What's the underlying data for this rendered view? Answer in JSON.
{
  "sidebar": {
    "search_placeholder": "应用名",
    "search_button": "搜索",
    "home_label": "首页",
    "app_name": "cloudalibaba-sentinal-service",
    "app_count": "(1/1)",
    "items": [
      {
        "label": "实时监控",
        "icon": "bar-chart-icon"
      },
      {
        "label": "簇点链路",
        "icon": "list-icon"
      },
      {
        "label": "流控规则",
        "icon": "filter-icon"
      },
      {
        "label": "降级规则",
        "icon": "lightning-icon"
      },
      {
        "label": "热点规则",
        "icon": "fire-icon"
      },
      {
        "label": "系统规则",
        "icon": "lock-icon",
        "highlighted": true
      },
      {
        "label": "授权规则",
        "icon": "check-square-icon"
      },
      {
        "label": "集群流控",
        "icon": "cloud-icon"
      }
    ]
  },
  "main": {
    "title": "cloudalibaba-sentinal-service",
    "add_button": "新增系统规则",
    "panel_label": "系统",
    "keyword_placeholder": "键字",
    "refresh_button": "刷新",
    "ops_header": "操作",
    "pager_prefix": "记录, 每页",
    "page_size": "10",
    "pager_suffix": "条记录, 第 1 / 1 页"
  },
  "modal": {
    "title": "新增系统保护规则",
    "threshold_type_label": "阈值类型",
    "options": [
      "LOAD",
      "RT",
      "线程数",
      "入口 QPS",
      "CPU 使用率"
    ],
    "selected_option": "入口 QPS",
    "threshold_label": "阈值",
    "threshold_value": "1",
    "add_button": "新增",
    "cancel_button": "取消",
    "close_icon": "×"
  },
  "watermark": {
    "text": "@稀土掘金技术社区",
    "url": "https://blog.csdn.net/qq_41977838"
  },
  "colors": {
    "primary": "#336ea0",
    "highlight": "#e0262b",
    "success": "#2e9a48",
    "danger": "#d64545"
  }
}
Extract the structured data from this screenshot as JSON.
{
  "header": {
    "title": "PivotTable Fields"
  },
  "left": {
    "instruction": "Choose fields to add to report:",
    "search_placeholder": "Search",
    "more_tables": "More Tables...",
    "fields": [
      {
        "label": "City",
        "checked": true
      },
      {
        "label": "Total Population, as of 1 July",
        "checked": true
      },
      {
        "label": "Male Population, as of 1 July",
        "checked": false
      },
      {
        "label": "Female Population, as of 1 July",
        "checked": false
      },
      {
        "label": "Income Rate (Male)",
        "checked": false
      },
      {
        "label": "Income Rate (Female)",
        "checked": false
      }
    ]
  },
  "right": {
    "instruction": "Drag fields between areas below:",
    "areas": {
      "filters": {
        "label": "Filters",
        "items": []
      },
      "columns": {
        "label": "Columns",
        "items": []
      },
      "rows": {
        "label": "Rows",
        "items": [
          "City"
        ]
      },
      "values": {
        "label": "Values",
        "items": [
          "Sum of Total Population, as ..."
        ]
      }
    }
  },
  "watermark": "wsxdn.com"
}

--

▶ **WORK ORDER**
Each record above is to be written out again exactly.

▶ **RESPONSE FOR THIS EXERCISE**
What's the underlying data for this rendered view? Answer in JSON.
{
  "sidebar": {
    "search_placeholder": "应用名",
    "search_button": "搜索",
    "home_label": "首页",
    "app_name": "cloudalibaba-sentinal-service",
    "app_count": "(1/1)",
    "items": [
      {
        "label": "实时监控",
        "icon": "bar-chart-icon"
      },
      {
        "label": "簇点链路",
        "icon": "list-icon"
      },
      {
        "label": "流控规则",
        "icon": "filter-icon"
      },
      {
        "label": "降级规则",
        "icon": "lightning-icon"
      },
      {
        "label": "热点规则",
        "icon": "fire-icon"
      },
      {
        "label": "系统规则",
        "icon": "lock-icon",
        "highlighted": true
      },
      {
        "label": "授权规则",
        "icon": "check-square-icon"
      },
      {
        "label": "集群流控",
        "icon": "cloud-icon"
      }
    ]
  },
  "main": {
    "title": "cloudalibaba-sentinal-service",
    "add_button": "新增系统规则",
    "panel_label": "系统",
    "keyword_placeholder": "键字",
    "refresh_button": "刷新",
    "ops_header": "操作",
    "pager_prefix": "记录, 每页",
    "page_size": "10",
    "pager_suffix": "条记录, 第 1 / 1 页"
  },
  "modal": {
    "title": "新增系统保护规则",
    "threshold_type_label": "阈值类型",
    "options": [
      "LOAD",
      "RT",
      "线程数",
      "入口 QPS",
      "CPU 使用率"
    ],
    "selected_option": "入口 QPS",
    "threshold_label": "阈值",
    "threshold_value": "1",
    "add_button": "新增",
    "cancel_button": "取消",
    "close_icon": "×"
  },
  "watermark": {
    "text": "@稀土掘金技术社区",
    "url": "https://blog.csdn.net/qq_41977838"
  },
  "colors": {
    "primary": "#336ea0",
    "highlight": "#e0262b",
    "success": "#2e9a48",
    "danger": "#d64545"
  }
}
Extract the structured data from this screenshot as JSON.
{
  "header": {
    "title": "PivotTable Fields"
  },
  "left": {
    "instruction": "Choose fields to add to report:",
    "search_placeholder": "Search",
    "more_tables": "More Tables...",
    "fields": [
      {
        "label": "City",
        "checked": true
      },
      {
        "label": "Total Population, as of 1 July",
        "checked": true
      },
      {
        "label": "Male Population, as of 1 July",
        "checked": false
      },
      {
        "label": "Female Population, as of 1 July",
        "checked": false
      },
      {
        "label": "Income Rate (Male)",
        "checked": false
      },
      {
        "label": "Income Rate (Female)",
        "checked": false
      }
    ]
  },
  "right": {
    "instruction": "Drag fields between areas below:",
    "areas": {
      "filters": {
        "label": "Filters",
        "items": []
      },
      "columns": {
        "label": "Columns",
        "items": []
      },
      "rows": {
        "label": "Rows",
        "items": [
          "City"
        ]
      },
      "values": {
        "label": "Values",
        "items": [
          "Sum of Total Population, as ..."
        ]
      }
    }
  },
  "watermark": "wsxdn.com"
}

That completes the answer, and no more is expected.